#NATIONVACATION TO LAS VEGAS

  • When: On Thursday, January 12th, we’re jumping on a flight at the Edmonton International Airport and making our way to Vegas. On Sunday evening, we’ll fly back from Vegas to Edmonton.

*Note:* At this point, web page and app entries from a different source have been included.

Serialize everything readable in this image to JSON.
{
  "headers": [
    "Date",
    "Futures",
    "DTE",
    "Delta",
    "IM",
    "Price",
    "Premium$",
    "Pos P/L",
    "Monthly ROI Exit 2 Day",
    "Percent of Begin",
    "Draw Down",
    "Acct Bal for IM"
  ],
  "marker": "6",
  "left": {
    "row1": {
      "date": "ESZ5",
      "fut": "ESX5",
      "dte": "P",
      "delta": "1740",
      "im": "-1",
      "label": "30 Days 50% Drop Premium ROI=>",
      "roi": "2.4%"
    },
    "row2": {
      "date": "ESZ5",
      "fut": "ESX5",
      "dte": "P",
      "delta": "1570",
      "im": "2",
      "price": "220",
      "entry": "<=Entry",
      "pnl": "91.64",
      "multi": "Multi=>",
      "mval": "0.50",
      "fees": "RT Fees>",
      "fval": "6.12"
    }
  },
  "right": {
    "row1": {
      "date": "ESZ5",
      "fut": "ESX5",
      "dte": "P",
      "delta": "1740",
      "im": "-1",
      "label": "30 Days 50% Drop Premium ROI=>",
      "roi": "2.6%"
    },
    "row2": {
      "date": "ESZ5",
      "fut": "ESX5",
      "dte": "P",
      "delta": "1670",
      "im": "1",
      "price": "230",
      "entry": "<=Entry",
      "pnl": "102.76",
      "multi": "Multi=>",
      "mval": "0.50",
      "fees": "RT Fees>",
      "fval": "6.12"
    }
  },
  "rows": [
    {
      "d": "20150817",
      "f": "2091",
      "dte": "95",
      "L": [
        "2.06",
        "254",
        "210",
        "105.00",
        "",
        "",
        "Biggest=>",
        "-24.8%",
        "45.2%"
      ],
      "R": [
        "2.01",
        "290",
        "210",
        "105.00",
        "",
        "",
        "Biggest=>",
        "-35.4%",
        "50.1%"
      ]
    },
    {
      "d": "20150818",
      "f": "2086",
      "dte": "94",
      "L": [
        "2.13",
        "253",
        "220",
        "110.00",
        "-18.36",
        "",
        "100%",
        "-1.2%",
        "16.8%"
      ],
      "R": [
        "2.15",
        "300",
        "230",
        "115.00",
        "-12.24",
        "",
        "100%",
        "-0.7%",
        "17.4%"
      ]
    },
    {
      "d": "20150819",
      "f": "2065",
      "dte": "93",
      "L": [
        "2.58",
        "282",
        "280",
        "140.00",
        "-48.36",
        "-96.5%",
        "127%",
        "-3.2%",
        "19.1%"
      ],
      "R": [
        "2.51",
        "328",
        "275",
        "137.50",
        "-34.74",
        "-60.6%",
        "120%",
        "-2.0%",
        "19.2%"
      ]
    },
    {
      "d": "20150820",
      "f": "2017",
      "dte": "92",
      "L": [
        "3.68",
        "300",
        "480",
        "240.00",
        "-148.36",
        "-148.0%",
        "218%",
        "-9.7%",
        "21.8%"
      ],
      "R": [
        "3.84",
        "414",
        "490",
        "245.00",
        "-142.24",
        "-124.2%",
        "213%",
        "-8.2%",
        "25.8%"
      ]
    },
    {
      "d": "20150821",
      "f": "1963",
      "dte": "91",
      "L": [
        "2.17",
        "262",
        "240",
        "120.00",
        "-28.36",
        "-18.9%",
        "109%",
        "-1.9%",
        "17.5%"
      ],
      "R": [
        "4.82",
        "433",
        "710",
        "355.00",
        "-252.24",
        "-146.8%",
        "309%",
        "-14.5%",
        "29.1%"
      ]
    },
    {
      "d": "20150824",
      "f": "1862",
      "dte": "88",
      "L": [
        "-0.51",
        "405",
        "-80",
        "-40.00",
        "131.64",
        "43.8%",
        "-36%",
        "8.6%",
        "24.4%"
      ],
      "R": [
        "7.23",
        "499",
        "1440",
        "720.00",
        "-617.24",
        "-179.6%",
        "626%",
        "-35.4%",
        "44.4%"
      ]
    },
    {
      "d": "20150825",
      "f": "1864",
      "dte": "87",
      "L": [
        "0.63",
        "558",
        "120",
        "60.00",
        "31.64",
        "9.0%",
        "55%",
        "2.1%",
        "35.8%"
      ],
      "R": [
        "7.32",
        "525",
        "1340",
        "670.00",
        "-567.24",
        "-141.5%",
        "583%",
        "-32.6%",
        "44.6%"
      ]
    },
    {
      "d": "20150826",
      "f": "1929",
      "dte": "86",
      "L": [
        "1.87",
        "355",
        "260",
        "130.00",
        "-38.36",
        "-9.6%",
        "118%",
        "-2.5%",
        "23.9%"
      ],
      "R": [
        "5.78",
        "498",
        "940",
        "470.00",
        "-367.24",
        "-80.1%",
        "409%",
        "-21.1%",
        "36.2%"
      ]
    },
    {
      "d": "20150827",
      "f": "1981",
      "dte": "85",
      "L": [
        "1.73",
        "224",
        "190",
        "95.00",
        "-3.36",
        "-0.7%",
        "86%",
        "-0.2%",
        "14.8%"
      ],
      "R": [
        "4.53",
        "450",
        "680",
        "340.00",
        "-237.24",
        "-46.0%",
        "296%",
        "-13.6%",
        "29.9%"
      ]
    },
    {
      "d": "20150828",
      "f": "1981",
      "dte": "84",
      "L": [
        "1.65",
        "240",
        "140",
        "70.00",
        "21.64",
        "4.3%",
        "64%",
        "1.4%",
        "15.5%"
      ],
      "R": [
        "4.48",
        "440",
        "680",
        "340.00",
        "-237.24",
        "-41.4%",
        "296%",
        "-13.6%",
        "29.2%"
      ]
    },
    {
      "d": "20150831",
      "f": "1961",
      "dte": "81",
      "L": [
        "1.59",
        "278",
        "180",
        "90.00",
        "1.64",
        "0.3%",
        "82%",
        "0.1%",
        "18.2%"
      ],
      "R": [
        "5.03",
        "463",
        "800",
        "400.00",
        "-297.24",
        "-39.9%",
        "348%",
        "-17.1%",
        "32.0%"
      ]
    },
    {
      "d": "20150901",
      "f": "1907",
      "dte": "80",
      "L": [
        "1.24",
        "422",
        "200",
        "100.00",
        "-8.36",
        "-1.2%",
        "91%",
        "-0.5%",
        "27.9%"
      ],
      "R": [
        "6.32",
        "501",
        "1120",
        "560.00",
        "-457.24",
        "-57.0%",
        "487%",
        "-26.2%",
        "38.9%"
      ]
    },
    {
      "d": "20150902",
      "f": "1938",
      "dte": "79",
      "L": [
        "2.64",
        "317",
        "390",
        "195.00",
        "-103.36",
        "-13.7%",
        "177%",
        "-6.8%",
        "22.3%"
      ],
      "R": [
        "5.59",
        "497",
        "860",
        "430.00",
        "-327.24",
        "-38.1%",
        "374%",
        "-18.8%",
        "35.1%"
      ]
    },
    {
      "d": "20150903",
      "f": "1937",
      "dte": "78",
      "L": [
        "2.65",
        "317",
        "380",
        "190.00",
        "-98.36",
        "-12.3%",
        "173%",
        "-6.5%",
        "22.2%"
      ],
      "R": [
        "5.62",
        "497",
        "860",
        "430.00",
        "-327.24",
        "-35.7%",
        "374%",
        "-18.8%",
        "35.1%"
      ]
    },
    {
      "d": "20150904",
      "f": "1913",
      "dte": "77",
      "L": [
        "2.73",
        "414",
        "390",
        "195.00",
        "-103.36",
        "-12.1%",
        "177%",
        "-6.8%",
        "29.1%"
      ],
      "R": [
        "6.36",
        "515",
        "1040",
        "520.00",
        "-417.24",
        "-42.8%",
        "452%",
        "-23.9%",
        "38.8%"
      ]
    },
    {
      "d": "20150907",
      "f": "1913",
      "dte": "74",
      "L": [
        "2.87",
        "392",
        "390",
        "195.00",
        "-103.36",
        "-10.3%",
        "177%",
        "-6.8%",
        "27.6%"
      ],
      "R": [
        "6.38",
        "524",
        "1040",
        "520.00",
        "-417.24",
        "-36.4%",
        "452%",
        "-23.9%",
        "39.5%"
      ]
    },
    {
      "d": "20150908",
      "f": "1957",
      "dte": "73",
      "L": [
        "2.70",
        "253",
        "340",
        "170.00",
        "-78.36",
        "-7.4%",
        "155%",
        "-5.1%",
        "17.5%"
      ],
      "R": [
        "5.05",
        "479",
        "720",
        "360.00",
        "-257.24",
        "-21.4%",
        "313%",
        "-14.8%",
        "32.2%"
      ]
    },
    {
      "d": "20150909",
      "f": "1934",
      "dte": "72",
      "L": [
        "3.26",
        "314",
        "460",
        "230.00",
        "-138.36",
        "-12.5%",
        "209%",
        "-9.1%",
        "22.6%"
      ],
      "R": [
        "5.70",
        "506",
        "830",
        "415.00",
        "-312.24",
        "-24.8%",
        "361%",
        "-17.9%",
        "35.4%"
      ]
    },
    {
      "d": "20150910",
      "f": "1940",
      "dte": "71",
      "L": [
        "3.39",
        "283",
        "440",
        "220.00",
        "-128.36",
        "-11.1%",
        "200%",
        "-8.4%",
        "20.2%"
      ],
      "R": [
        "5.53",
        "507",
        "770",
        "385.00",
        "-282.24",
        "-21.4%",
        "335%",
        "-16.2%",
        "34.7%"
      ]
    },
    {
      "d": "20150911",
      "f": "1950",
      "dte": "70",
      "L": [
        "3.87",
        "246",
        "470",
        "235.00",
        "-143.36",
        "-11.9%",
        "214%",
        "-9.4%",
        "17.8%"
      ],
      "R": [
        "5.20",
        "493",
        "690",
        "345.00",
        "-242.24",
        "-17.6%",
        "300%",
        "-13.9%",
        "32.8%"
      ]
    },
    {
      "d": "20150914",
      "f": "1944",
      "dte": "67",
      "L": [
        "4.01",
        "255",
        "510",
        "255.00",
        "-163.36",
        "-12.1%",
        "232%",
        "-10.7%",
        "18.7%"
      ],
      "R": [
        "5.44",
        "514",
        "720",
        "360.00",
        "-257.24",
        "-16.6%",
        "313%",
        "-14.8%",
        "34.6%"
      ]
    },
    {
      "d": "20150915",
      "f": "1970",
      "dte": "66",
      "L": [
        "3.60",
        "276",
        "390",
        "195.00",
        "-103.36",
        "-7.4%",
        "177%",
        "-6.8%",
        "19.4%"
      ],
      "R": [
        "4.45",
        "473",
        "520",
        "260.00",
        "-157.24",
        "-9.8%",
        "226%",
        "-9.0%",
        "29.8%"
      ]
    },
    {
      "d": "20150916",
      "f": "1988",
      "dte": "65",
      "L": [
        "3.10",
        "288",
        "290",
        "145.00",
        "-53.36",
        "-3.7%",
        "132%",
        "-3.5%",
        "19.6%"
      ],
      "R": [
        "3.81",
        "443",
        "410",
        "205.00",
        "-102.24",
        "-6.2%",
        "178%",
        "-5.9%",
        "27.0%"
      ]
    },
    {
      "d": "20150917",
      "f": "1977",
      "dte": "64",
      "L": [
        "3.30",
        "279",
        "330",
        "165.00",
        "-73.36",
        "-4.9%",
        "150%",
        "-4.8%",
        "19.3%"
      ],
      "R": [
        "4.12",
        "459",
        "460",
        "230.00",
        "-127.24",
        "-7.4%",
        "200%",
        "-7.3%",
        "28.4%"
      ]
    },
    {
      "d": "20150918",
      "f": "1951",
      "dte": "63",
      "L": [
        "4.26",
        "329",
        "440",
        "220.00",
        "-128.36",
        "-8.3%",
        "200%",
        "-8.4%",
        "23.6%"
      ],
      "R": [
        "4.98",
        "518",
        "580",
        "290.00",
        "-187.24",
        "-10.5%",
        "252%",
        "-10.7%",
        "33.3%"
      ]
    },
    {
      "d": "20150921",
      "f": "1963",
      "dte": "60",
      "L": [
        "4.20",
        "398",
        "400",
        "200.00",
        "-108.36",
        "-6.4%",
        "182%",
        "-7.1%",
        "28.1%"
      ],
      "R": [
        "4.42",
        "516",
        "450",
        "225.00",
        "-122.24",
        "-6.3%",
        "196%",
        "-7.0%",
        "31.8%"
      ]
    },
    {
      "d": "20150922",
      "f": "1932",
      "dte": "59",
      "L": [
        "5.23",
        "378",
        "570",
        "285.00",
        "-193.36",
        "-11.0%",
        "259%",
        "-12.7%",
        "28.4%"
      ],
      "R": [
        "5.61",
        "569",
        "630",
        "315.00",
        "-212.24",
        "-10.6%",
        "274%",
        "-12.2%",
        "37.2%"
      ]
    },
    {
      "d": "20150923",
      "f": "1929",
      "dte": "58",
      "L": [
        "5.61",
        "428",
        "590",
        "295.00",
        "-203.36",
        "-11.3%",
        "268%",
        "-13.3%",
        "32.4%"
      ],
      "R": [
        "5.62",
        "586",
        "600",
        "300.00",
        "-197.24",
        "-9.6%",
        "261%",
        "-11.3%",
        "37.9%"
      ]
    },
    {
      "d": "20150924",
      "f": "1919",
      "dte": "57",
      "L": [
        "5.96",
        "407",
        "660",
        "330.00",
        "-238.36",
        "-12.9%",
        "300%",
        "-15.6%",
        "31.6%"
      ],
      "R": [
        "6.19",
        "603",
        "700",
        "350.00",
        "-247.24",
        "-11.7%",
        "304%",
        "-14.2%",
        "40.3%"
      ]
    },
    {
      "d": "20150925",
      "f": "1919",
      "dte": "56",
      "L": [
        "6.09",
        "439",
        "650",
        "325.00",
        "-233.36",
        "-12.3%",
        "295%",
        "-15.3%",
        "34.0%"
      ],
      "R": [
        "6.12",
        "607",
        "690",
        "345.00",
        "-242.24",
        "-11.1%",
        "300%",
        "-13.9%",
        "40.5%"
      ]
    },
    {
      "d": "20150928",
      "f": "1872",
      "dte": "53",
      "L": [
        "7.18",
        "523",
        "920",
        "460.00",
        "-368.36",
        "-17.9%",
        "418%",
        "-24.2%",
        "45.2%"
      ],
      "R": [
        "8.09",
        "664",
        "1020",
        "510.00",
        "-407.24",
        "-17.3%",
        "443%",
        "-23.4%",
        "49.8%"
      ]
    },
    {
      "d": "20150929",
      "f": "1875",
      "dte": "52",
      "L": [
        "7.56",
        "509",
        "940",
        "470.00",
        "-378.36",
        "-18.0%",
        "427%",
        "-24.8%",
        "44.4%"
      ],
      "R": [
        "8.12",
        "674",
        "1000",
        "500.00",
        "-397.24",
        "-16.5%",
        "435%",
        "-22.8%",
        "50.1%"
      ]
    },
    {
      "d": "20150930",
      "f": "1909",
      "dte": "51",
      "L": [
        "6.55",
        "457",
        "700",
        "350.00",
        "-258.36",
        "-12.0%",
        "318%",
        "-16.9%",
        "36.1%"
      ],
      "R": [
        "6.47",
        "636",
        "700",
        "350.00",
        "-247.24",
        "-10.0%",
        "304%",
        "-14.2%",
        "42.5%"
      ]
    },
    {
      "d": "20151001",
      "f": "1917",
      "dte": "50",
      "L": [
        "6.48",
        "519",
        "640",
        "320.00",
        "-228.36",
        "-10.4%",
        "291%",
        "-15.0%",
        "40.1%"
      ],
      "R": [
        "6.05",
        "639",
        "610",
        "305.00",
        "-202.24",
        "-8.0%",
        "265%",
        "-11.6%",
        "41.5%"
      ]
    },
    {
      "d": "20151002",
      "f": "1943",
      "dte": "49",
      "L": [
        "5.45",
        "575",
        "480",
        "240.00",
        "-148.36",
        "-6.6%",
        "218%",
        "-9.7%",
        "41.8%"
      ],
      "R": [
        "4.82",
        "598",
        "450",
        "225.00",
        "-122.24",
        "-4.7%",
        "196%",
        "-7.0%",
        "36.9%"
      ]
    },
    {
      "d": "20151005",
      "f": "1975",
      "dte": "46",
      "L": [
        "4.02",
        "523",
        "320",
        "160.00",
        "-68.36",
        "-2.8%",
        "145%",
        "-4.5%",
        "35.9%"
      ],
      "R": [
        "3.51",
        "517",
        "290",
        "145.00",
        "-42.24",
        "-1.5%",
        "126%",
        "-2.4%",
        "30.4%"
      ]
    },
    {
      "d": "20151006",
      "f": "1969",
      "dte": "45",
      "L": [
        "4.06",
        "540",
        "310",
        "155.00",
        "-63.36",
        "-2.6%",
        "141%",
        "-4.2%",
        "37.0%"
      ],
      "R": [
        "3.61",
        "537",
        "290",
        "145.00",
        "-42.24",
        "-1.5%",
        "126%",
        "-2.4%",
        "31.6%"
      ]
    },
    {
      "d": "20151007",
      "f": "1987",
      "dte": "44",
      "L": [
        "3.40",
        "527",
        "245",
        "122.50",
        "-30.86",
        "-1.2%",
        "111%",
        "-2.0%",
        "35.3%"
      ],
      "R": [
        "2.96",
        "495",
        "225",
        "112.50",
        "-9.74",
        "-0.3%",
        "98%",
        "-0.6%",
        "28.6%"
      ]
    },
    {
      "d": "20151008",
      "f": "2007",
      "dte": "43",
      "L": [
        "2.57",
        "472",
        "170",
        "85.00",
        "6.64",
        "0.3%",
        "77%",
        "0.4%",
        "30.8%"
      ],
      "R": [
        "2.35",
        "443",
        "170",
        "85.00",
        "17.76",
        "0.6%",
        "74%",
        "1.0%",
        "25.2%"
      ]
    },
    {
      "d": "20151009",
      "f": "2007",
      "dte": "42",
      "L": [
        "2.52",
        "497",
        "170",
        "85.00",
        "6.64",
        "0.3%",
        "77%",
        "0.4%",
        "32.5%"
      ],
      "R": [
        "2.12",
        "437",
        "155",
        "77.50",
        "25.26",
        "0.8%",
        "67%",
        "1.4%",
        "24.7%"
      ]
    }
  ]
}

So the dates that you need to block off for this trip are January 12th to 15th.
  • Where we’re staying: After landing in LV, we’ll jump on the free shuttle and make our way to the Park MGM before settling in for a good night’s sleep. 😉
  • What you get: Your roundtrip flight, hotel, shuttle, viewing party (Friday night), game entry — we got seats this time (Saturday night), and exclusive entry into our pre-trip ‘get to know everyone’ event.
  • How Much: The total cost for the trip, flight, hotel, and entry to the game is $1499 per person (based on double occupancy) 
  • Tickets: Ready to dive in? Click this link.

Previously by Robin Brownlee